In your reply, repeat the full listing exactly and leave each picture out.

Raw data –
#####
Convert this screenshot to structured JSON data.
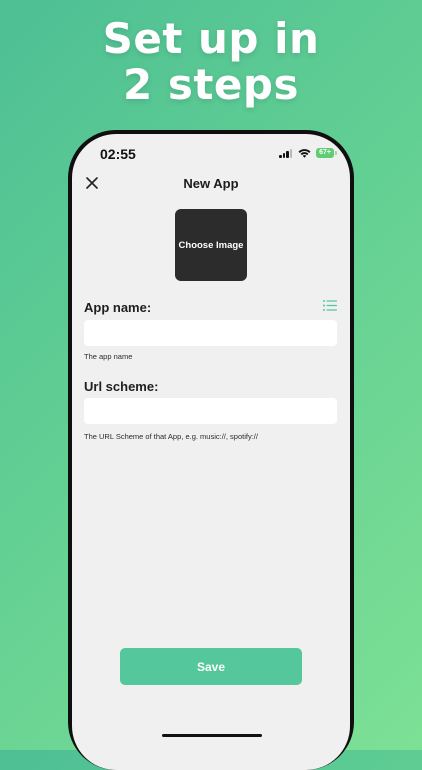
{
  "headline": {
    "line1": "Set up in",
    "line2": "2 steps"
  },
  "status_bar": {
    "time": "02:55",
    "battery": "67+"
  },
  "nav": {
    "title": "New App",
    "close_icon": "close-icon"
  },
  "image_picker": {
    "label": "Choose Image"
  },
  "app_name": {
    "label": "App name:",
    "value": "",
    "placeholder": "",
    "hint": "The app name",
    "list_icon": "list-icon"
  },
  "url_scheme": {
    "label": "Url scheme:",
    "value": "",
    "placeholder": "",
    "hint": "The URL Scheme of that App, e.g. music://, spotify://"
  },
  "actions": {
    "save_label": "Save"
  },
  "colors": {
    "accent": "#54c79d",
    "background": "#f0f0f0",
    "image_tile": "#2c2c2c",
    "battery": "#5fcd72"
  }
}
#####
Task output –
Convert this screenshot to structured JSON data.
{
  "headline": {
    "line1": "Set up in",
    "line2": "2 steps"
  },
  "status_bar": {
    "time": "02:55",
    "battery": "67+"
  },
  "nav": {
    "title": "New App",
    "close_icon": "close-icon"
  },
  "image_picker": {
    "label": "Choose Image"
  },
  "app_name": {
    "label": "App name:",
    "value": "",
    "placeholder": "",
    "hint": "The app name",
    "list_icon": "list-icon"
  },
  "url_scheme": {
    "label": "Url scheme:",
    "value": "",
    "placeholder": "",
    "hint": "The URL Scheme of that App, e.g. music://, spotify://"
  },
  "actions": {
    "save_label": "Save"
  },
  "colors": {
    "accent": "#54c79d",
    "background": "#f0f0f0",
    "image_tile": "#2c2c2c",
    "battery": "#5fcd72"
  }
}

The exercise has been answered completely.